Horses have the biggest eyes of any land mammal.
Horses have the biggest eyes of any land mammal in terms of sheer size. Horse eyes are eight times bigger than human eyes! The eyes of Arabian horses are enormous when compared to those of other breeds.
The frog of an animal serves as a built-in shock absorber.
The frog is a triangular protrusion on the sole of the horse’s foot. One of its numerous functions is to distribute shock to the internal digital cushion, a spongy structure under the horse’s heels. The frog’s intrinsic ability to absorb and disperse shock shields the horse’s joints and bones from concussive stresses.
Horses can move their eyes separately.
Because they are situated on either side of its head, the horse’s eyes can actually focus on two things at once. This is a survival tactic to help them spot predators. The horse’s ears and eye on the same side usually point in the same direction. The next time you ride with a friend, pay attention to your horse and make your own decision!
Horse cloning has been successful.
A Haflinger filly named Promethea was born in Italy in 2003 from a genetically identical mother. She was the first horse to be successfully cloned after the birth of a mule clone earlier in 2003. There is still a lot of controversy around the cloning of horses and other animals. However, some equestrian experts believe that the technique may be used to clone wealthy geldings and use them as breeding stallions.
There is always a sentry in a herd of horses
Horses greatly increase their chances of surviving by congregating in a herd, but they must still be on the lookout for predators. While the others are resting, eating, or sleeping, one horse in a herd will remain vigilant for any dangers. A wild herd typically consists of one stallion, eight to ten mares, and the foals of those females. Despite the rarity, certain herds may have two stallions, and others are larger or smaller.

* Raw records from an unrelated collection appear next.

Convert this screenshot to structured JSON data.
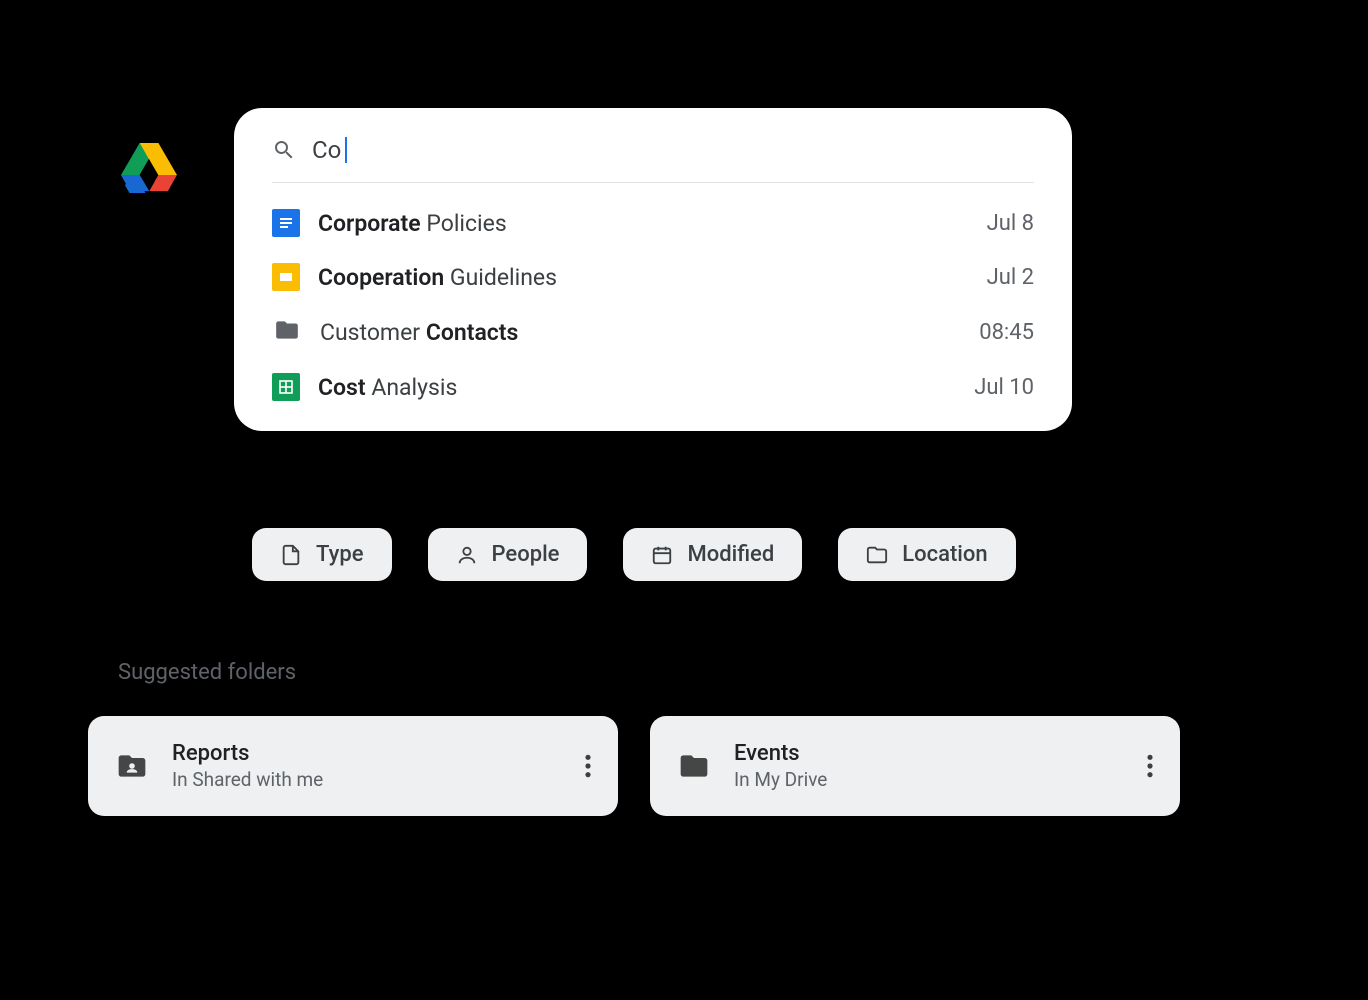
{
  "search": {
    "query": "Co"
  },
  "results": [
    {
      "type": "doc",
      "title_bold": "Corporate",
      "title_rest": " Policies",
      "date": "Jul 8"
    },
    {
      "type": "slides",
      "title_bold": "Cooperation",
      "title_rest": " Guidelines",
      "date": "Jul 2"
    },
    {
      "type": "folder",
      "title_pre": "Customer ",
      "title_bold": "Contacts",
      "date": "08:45"
    },
    {
      "type": "sheets",
      "title_bold": "Cost",
      "title_rest": " Analysis",
      "date": "Jul 10"
    }
  ],
  "chips": {
    "type": "Type",
    "people": "People",
    "modified": "Modified",
    "location": "Location"
  },
  "suggested_label": "Suggested folders",
  "folders": [
    {
      "name": "Reports",
      "location": "In Shared with me",
      "icon": "shared"
    },
    {
      "name": "Events",
      "location": "In My Drive",
      "icon": "folder"
    }
  ]
}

On summing Up, I sincerely hope you liked discovering these amazing fun facts about horses! There are many more of our articles that go over fascinating and entertaining horse-related information.